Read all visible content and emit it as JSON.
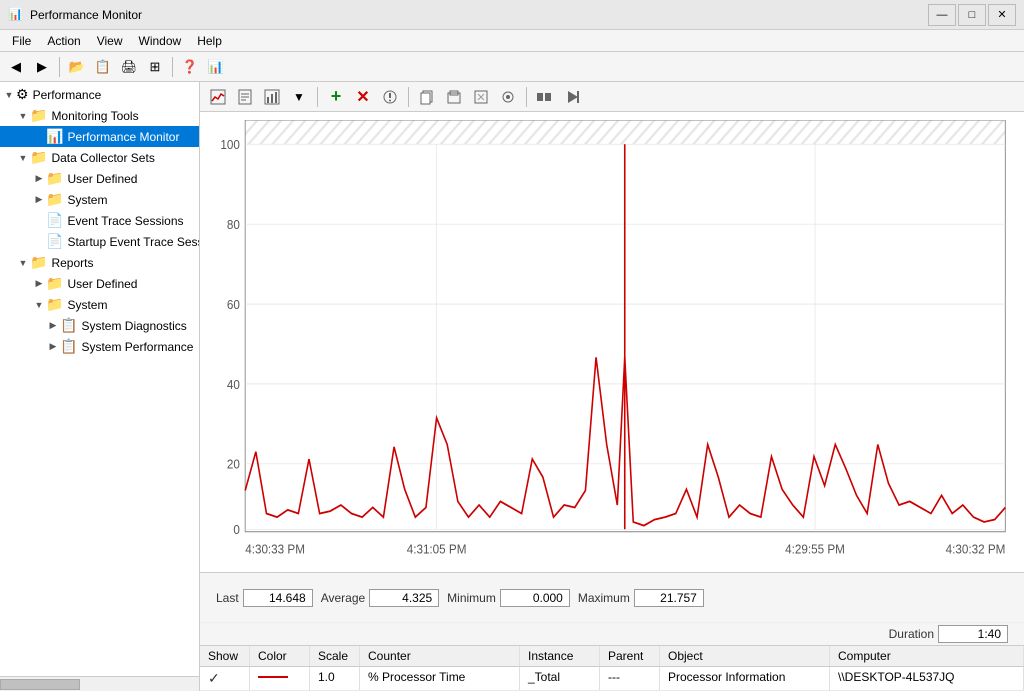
{
  "window": {
    "title": "Performance Monitor",
    "icon": "📊"
  },
  "titlebar": {
    "minimize": "—",
    "maximize": "□",
    "close": "✕"
  },
  "menu": {
    "items": [
      "File",
      "Action",
      "View",
      "Window",
      "Help"
    ]
  },
  "toolbar": {
    "buttons": [
      "←",
      "→",
      "📁",
      "📋",
      "🖨",
      "⊞",
      "❓",
      "📊"
    ]
  },
  "graph_toolbar": {
    "buttons": [
      {
        "icon": "⊞",
        "name": "view-graph-btn"
      },
      {
        "icon": "📋",
        "name": "view-report-btn"
      },
      {
        "icon": "⊡",
        "name": "view-histogram-btn"
      },
      {
        "icon": "▼",
        "name": "view-dropdown-btn"
      },
      {
        "icon": "+",
        "name": "add-counter-btn",
        "green": true
      },
      {
        "icon": "✕",
        "name": "delete-counter-btn",
        "red": true
      },
      {
        "icon": "✎",
        "name": "properties-btn"
      },
      {
        "icon": "📋",
        "name": "copy-btn"
      },
      {
        "icon": "📄",
        "name": "paste-btn"
      },
      {
        "icon": "⊞",
        "name": "clear-btn"
      },
      {
        "icon": "🔍",
        "name": "highlight-btn"
      },
      {
        "icon": "⏸",
        "name": "freeze-btn"
      },
      {
        "icon": "▶",
        "name": "update-btn"
      }
    ]
  },
  "tree": {
    "root": {
      "label": "Performance",
      "icon": "⚙",
      "expanded": true
    },
    "items": [
      {
        "label": "Monitoring Tools",
        "icon": "📁",
        "level": 1,
        "expanded": true,
        "id": "monitoring-tools"
      },
      {
        "label": "Performance Monitor",
        "icon": "📊",
        "level": 2,
        "selected": true,
        "id": "performance-monitor"
      },
      {
        "label": "Data Collector Sets",
        "icon": "📁",
        "level": 1,
        "expanded": true,
        "id": "data-collector-sets"
      },
      {
        "label": "User Defined",
        "icon": "📁",
        "level": 2,
        "id": "user-defined-1"
      },
      {
        "label": "System",
        "icon": "📁",
        "level": 2,
        "id": "system-1"
      },
      {
        "label": "Event Trace Sessions",
        "icon": "📄",
        "level": 2,
        "id": "event-trace"
      },
      {
        "label": "Startup Event Trace Sess…",
        "icon": "📄",
        "level": 2,
        "id": "startup-event-trace"
      },
      {
        "label": "Reports",
        "icon": "📁",
        "level": 1,
        "expanded": true,
        "id": "reports"
      },
      {
        "label": "User Defined",
        "icon": "📁",
        "level": 2,
        "id": "user-defined-2"
      },
      {
        "label": "System",
        "icon": "📁",
        "level": 2,
        "expanded": true,
        "id": "system-2"
      },
      {
        "label": "System Diagnostics",
        "icon": "📋",
        "level": 3,
        "id": "system-diagnostics"
      },
      {
        "label": "System Performance",
        "icon": "📋",
        "level": 3,
        "id": "system-performance"
      }
    ]
  },
  "chart": {
    "y_max": 100,
    "y_labels": [
      100,
      80,
      60,
      40,
      20,
      0
    ],
    "x_labels": [
      "4:30:33 PM",
      "4:31:05 PM",
      "4:29:55 PM",
      "4:30:32 PM"
    ]
  },
  "stats": {
    "last_label": "Last",
    "last_value": "14.648",
    "average_label": "Average",
    "average_value": "4.325",
    "minimum_label": "Minimum",
    "minimum_value": "0.000",
    "maximum_label": "Maximum",
    "maximum_value": "21.757",
    "duration_label": "Duration",
    "duration_value": "1:40"
  },
  "counter_table": {
    "headers": [
      "Show",
      "Color",
      "Scale",
      "Counter",
      "Instance",
      "Parent",
      "Object",
      "Computer"
    ],
    "rows": [
      {
        "show": true,
        "color": "#cc0000",
        "scale": "1.0",
        "counter": "% Processor Time",
        "instance": "_Total",
        "parent": "---",
        "object": "Processor Information",
        "computer": "\\\\DESKTOP-4L537JQ"
      }
    ]
  }
}
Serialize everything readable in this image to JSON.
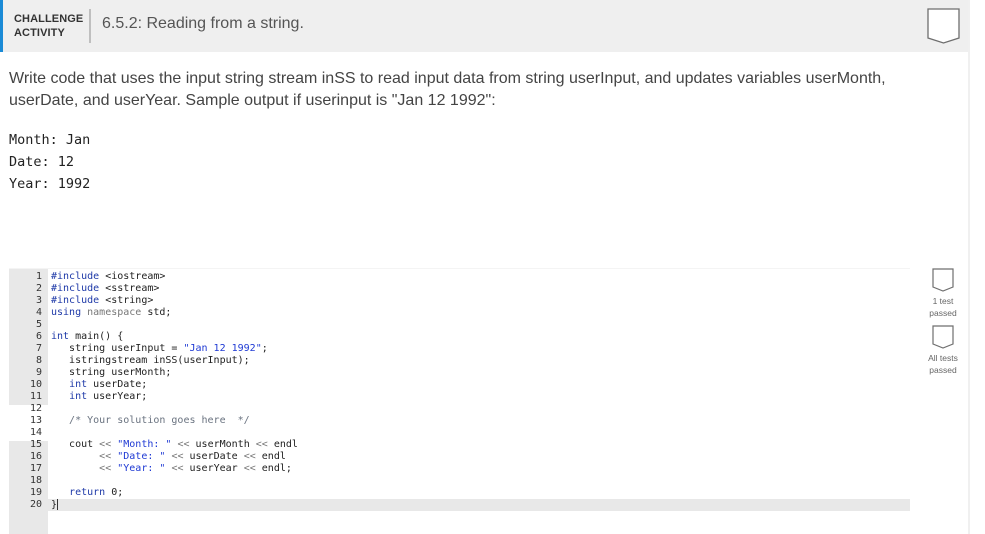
{
  "header": {
    "label_line1": "CHALLENGE",
    "label_line2": "ACTIVITY",
    "title": "6.5.2: Reading from a string.",
    "badge_icon": "completion-badge-icon"
  },
  "prompt": {
    "text": "Write code that uses the input string stream inSS to read input data from string userInput, and updates variables userMonth, userDate, and userYear. Sample output if userinput is \"Jan 12 1992\":"
  },
  "sample_output": [
    "Month: Jan",
    "Date: 12",
    "Year: 1992"
  ],
  "editor": {
    "line_numbers": [
      "1",
      "2",
      "3",
      "4",
      "5",
      "6",
      "7",
      "8",
      "9",
      "10",
      "11",
      "12",
      "13",
      "14",
      "15",
      "16",
      "17",
      "18",
      "19",
      "20"
    ],
    "lines": [
      "#include <iostream>",
      "#include <sstream>",
      "#include <string>",
      "using namespace std;",
      "",
      "int main() {",
      "   string userInput = \"Jan 12 1992\";",
      "   istringstream inSS(userInput);",
      "   string userMonth;",
      "   int userDate;",
      "   int userYear;",
      "",
      "   /* Your solution goes here  */",
      "",
      "   cout << \"Month: \" << userMonth << endl",
      "        << \"Date: \" << userDate << endl",
      "        << \"Year: \" << userYear << endl;",
      "",
      "   return 0;",
      "}"
    ]
  },
  "tests": [
    {
      "label": "1 test passed",
      "icon": "test-badge-icon"
    },
    {
      "label": "All tests passed",
      "icon": "test-badge-icon"
    }
  ]
}
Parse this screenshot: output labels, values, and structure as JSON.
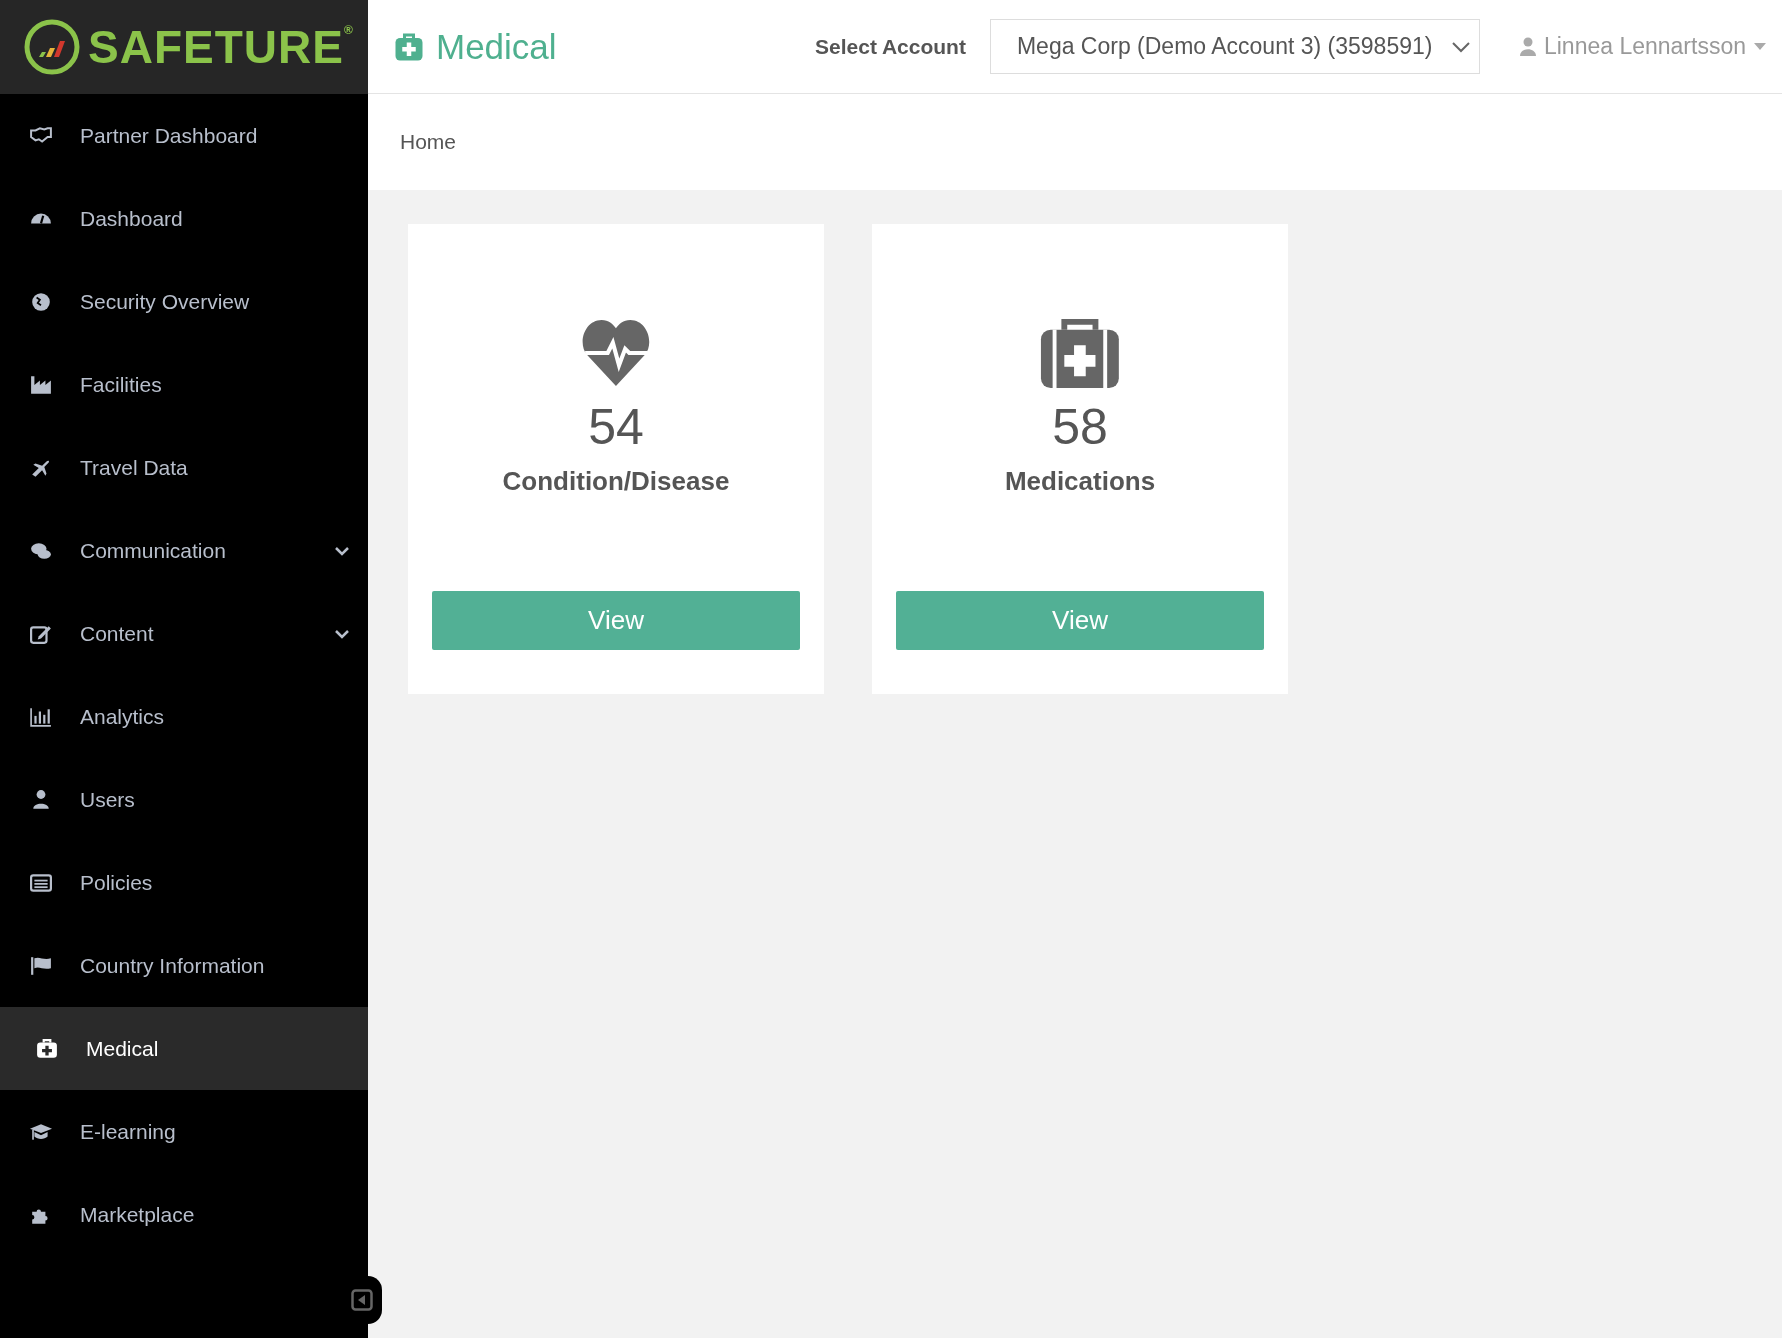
{
  "brand": {
    "name": "SAFETURE",
    "mark": "®"
  },
  "header": {
    "title": "Medical",
    "account_label": "Select Account",
    "account_value": "Mega Corp (Demo Account 3) (3598591)",
    "user": "Linnea Lennartsson"
  },
  "sidebar": {
    "items": [
      {
        "label": "Partner Dashboard",
        "selected": false,
        "expandable": false
      },
      {
        "label": "Dashboard",
        "selected": false,
        "expandable": false
      },
      {
        "label": "Security Overview",
        "selected": false,
        "expandable": false
      },
      {
        "label": "Facilities",
        "selected": false,
        "expandable": false
      },
      {
        "label": "Travel Data",
        "selected": false,
        "expandable": false
      },
      {
        "label": "Communication",
        "selected": false,
        "expandable": true
      },
      {
        "label": "Content",
        "selected": false,
        "expandable": true
      },
      {
        "label": "Analytics",
        "selected": false,
        "expandable": false
      },
      {
        "label": "Users",
        "selected": false,
        "expandable": false
      },
      {
        "label": "Policies",
        "selected": false,
        "expandable": false
      },
      {
        "label": "Country Information",
        "selected": false,
        "expandable": false
      },
      {
        "label": "Medical",
        "selected": true,
        "expandable": false
      },
      {
        "label": "E-learning",
        "selected": false,
        "expandable": false
      },
      {
        "label": "Marketplace",
        "selected": false,
        "expandable": false
      }
    ]
  },
  "breadcrumb": [
    "Home"
  ],
  "cards": [
    {
      "kind": "heart",
      "count": "54",
      "label": "Condition/Disease",
      "button": "View"
    },
    {
      "kind": "kit",
      "count": "58",
      "label": "Medications",
      "button": "View"
    }
  ]
}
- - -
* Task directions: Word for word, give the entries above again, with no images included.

* Solution:
Read all visible content and emit it as JSON.
{
  "window": {
    "title": "Performance Monitor",
    "icon": "📊"
  },
  "titlebar": {
    "minimize": "—",
    "maximize": "□",
    "close": "✕"
  },
  "menu": {
    "items": [
      "File",
      "Action",
      "View",
      "Window",
      "Help"
    ]
  },
  "toolbar": {
    "buttons": [
      "←",
      "→",
      "📁",
      "📋",
      "🖨",
      "⊞",
      "❓",
      "📊"
    ]
  },
  "graph_toolbar": {
    "buttons": [
      {
        "icon": "⊞",
        "name": "view-graph-btn"
      },
      {
        "icon": "📋",
        "name": "view-report-btn"
      },
      {
        "icon": "⊡",
        "name": "view-histogram-btn"
      },
      {
        "icon": "▼",
        "name": "view-dropdown-btn"
      },
      {
        "icon": "+",
        "name": "add-counter-btn",
        "green": true
      },
      {
        "icon": "✕",
        "name": "delete-counter-btn",
        "red": true
      },
      {
        "icon": "✎",
        "name": "properties-btn"
      },
      {
        "icon": "📋",
        "name": "copy-btn"
      },
      {
        "icon": "📄",
        "name": "paste-btn"
      },
      {
        "icon": "⊞",
        "name": "clear-btn"
      },
      {
        "icon": "🔍",
        "name": "highlight-btn"
      },
      {
        "icon": "⏸",
        "name": "freeze-btn"
      },
      {
        "icon": "▶",
        "name": "update-btn"
      }
    ]
  },
  "tree": {
    "root": {
      "label": "Performance",
      "icon": "⚙",
      "expanded": true
    },
    "items": [
      {
        "label": "Monitoring Tools",
        "icon": "📁",
        "level": 1,
        "expanded": true,
        "id": "monitoring-tools"
      },
      {
        "label": "Performance Monitor",
        "icon": "📊",
        "level": 2,
        "selected": true,
        "id": "performance-monitor"
      },
      {
        "label": "Data Collector Sets",
        "icon": "📁",
        "level": 1,
        "expanded": true,
        "id": "data-collector-sets"
      },
      {
        "label": "User Defined",
        "icon": "📁",
        "level": 2,
        "id": "user-defined-1"
      },
      {
        "label": "System",
        "icon": "📁",
        "level": 2,
        "id": "system-1"
      },
      {
        "label": "Event Trace Sessions",
        "icon": "📄",
        "level": 2,
        "id": "event-trace"
      },
      {
        "label": "Startup Event Trace Sess…",
        "icon": "📄",
        "level": 2,
        "id": "startup-event-trace"
      },
      {
        "label": "Reports",
        "icon": "📁",
        "level": 1,
        "expanded": true,
        "id": "reports"
      },
      {
        "label": "User Defined",
        "icon": "📁",
        "level": 2,
        "id": "user-defined-2"
      },
      {
        "label": "System",
        "icon": "📁",
        "level": 2,
        "expanded": true,
        "id": "system-2"
      },
      {
        "label": "System Diagnostics",
        "icon": "📋",
        "level": 3,
        "id": "system-diagnostics"
      },
      {
        "label": "System Performance",
        "icon": "📋",
        "level": 3,
        "id": "system-performance"
      }
    ]
  },
  "chart": {
    "y_max": 100,
    "y_labels": [
      100,
      80,
      60,
      40,
      20,
      0
    ],
    "x_labels": [
      "4:30:33 PM",
      "4:31:05 PM",
      "4:29:55 PM",
      "4:30:32 PM"
    ]
  },
  "stats": {
    "last_label": "Last",
    "last_value": "14.648",
    "average_label": "Average",
    "average_value": "4.325",
    "minimum_label": "Minimum",
    "minimum_value": "0.000",
    "maximum_label": "Maximum",
    "maximum_value": "21.757",
    "duration_label": "Duration",
    "duration_value": "1:40"
  },
  "counter_table": {
    "headers": [
      "Show",
      "Color",
      "Scale",
      "Counter",
      "Instance",
      "Parent",
      "Object",
      "Computer"
    ],
    "rows": [
      {
        "show": true,
        "color": "#cc0000",
        "scale": "1.0",
        "counter": "% Processor Time",
        "instance": "_Total",
        "parent": "---",
        "object": "Processor Information",
        "computer": "\\\\DESKTOP-4L537JQ"
      }
    ]
  }
}
Serialize everything readable in this image to JSON.
{
  "header": {
    "label_line1": "CHALLENGE",
    "label_line2": "ACTIVITY",
    "title": "6.5.2: Reading from a string.",
    "badge_icon": "completion-badge-icon"
  },
  "prompt": {
    "text": "Write code that uses the input string stream inSS to read input data from string userInput, and updates variables userMonth, userDate, and userYear. Sample output if userinput is \"Jan 12 1992\":"
  },
  "sample_output": [
    "Month: Jan",
    "Date: 12",
    "Year: 1992"
  ],
  "editor": {
    "line_numbers": [
      "1",
      "2",
      "3",
      "4",
      "5",
      "6",
      "7",
      "8",
      "9",
      "10",
      "11",
      "12",
      "13",
      "14",
      "15",
      "16",
      "17",
      "18",
      "19",
      "20"
    ],
    "lines": [
      "#include <iostream>",
      "#include <sstream>",
      "#include <string>",
      "using namespace std;",
      "",
      "int main() {",
      "   string userInput = \"Jan 12 1992\";",
      "   istringstream inSS(userInput);",
      "   string userMonth;",
      "   int userDate;",
      "   int userYear;",
      "",
      "   /* Your solution goes here  */",
      "",
      "   cout << \"Month: \" << userMonth << endl",
      "        << \"Date: \" << userDate << endl",
      "        << \"Year: \" << userYear << endl;",
      "",
      "   return 0;",
      "}"
    ]
  },
  "tests": [
    {
      "label": "1 test passed",
      "icon": "test-badge-icon"
    },
    {
      "label": "All tests passed",
      "icon": "test-badge-icon"
    }
  ]
}
Parse this screenshot: output labels, values, and structure as JSON.
{
  "brand": {
    "name": "SAFETURE",
    "mark": "®"
  },
  "header": {
    "title": "Medical",
    "account_label": "Select Account",
    "account_value": "Mega Corp (Demo Account 3) (3598591)",
    "user": "Linnea Lennartsson"
  },
  "sidebar": {
    "items": [
      {
        "label": "Partner Dashboard",
        "selected": false,
        "expandable": false
      },
      {
        "label": "Dashboard",
        "selected": false,
        "expandable": false
      },
      {
        "label": "Security Overview",
        "selected": false,
        "expandable": false
      },
      {
        "label": "Facilities",
        "selected": false,
        "expandable": false
      },
      {
        "label": "Travel Data",
        "selected": false,
        "expandable": false
      },
      {
        "label": "Communication",
        "selected": false,
        "expandable": true
      },
      {
        "label": "Content",
        "selected": false,
        "expandable": true
      },
      {
        "label": "Analytics",
        "selected": false,
        "expandable": false
      },
      {
        "label": "Users",
        "selected": false,
        "expandable": false
      },
      {
        "label": "Policies",
        "selected": false,
        "expandable": false
      },
      {
        "label": "Country Information",
        "selected": false,
        "expandable": false
      },
      {
        "label": "Medical",
        "selected": true,
        "expandable": false
      },
      {
        "label": "E-learning",
        "selected": false,
        "expandable": false
      },
      {
        "label": "Marketplace",
        "selected": false,
        "expandable": false
      }
    ]
  },
  "breadcrumb": [
    "Home"
  ],
  "cards": [
    {
      "kind": "heart",
      "count": "54",
      "label": "Condition/Disease",
      "button": "View"
    },
    {
      "kind": "kit",
      "count": "58",
      "label": "Medications",
      "button": "View"
    }
  ]
}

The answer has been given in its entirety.